*** Opening Supplied data ***

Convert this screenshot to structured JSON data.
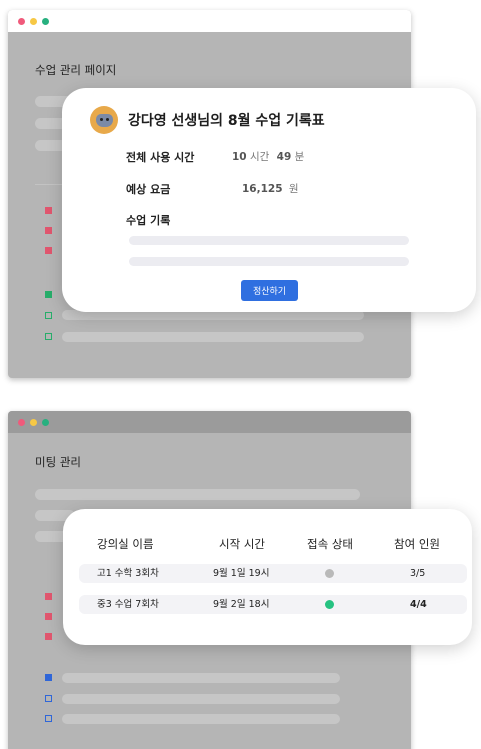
{
  "colors": {
    "dot_red": "#f05a7b",
    "dot_yellow": "#f7c845",
    "dot_green": "#27b07f",
    "square_red": "#e0566e",
    "square_green": "#27ad6a",
    "square_blue": "#2f66d8",
    "button_blue": "#2f6fe0",
    "status_offline": "#b9b9b9",
    "status_online": "#26c281"
  },
  "window1": {
    "title": "수업 관리 페이지"
  },
  "record_card": {
    "avatar_icon": "elephant-avatar-icon",
    "title": "강다영 선생님의 8월 수업 기록표",
    "total_time_label": "전체 사용 시간",
    "total_hours": "10",
    "hours_unit": "시간",
    "total_minutes": "49",
    "minutes_unit": "분",
    "fee_label": "예상 요금",
    "fee_amount": "16,125",
    "fee_unit": "원",
    "record_label": "수업 기록",
    "settle_button": "정산하기"
  },
  "window2": {
    "title": "미팅 관리"
  },
  "meeting_table": {
    "headers": [
      "강의실 이름",
      "시작 시간",
      "접속 상태",
      "참여 인원"
    ],
    "rows": [
      {
        "name": "고1 수학 3회차",
        "start": "9월 1일 19시",
        "status": "offline",
        "participants": "3/5"
      },
      {
        "name": "중3 수업 7회차",
        "start": "9월 2일 18시",
        "status": "online",
        "participants": "4/4"
      }
    ]
  }
}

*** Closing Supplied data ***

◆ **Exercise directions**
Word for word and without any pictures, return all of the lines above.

◆ **Answer box**
Convert this screenshot to structured JSON data.
{
  "colors": {
    "dot_red": "#f05a7b",
    "dot_yellow": "#f7c845",
    "dot_green": "#27b07f",
    "square_red": "#e0566e",
    "square_green": "#27ad6a",
    "square_blue": "#2f66d8",
    "button_blue": "#2f6fe0",
    "status_offline": "#b9b9b9",
    "status_online": "#26c281"
  },
  "window1": {
    "title": "수업 관리 페이지"
  },
  "record_card": {
    "avatar_icon": "elephant-avatar-icon",
    "title": "강다영 선생님의 8월 수업 기록표",
    "total_time_label": "전체 사용 시간",
    "total_hours": "10",
    "hours_unit": "시간",
    "total_minutes": "49",
    "minutes_unit": "분",
    "fee_label": "예상 요금",
    "fee_amount": "16,125",
    "fee_unit": "원",
    "record_label": "수업 기록",
    "settle_button": "정산하기"
  },
  "window2": {
    "title": "미팅 관리"
  },
  "meeting_table": {
    "headers": [
      "강의실 이름",
      "시작 시간",
      "접속 상태",
      "참여 인원"
    ],
    "rows": [
      {
        "name": "고1 수학 3회차",
        "start": "9월 1일 19시",
        "status": "offline",
        "participants": "3/5"
      },
      {
        "name": "중3 수업 7회차",
        "start": "9월 2일 18시",
        "status": "online",
        "participants": "4/4"
      }
    ]
  }
}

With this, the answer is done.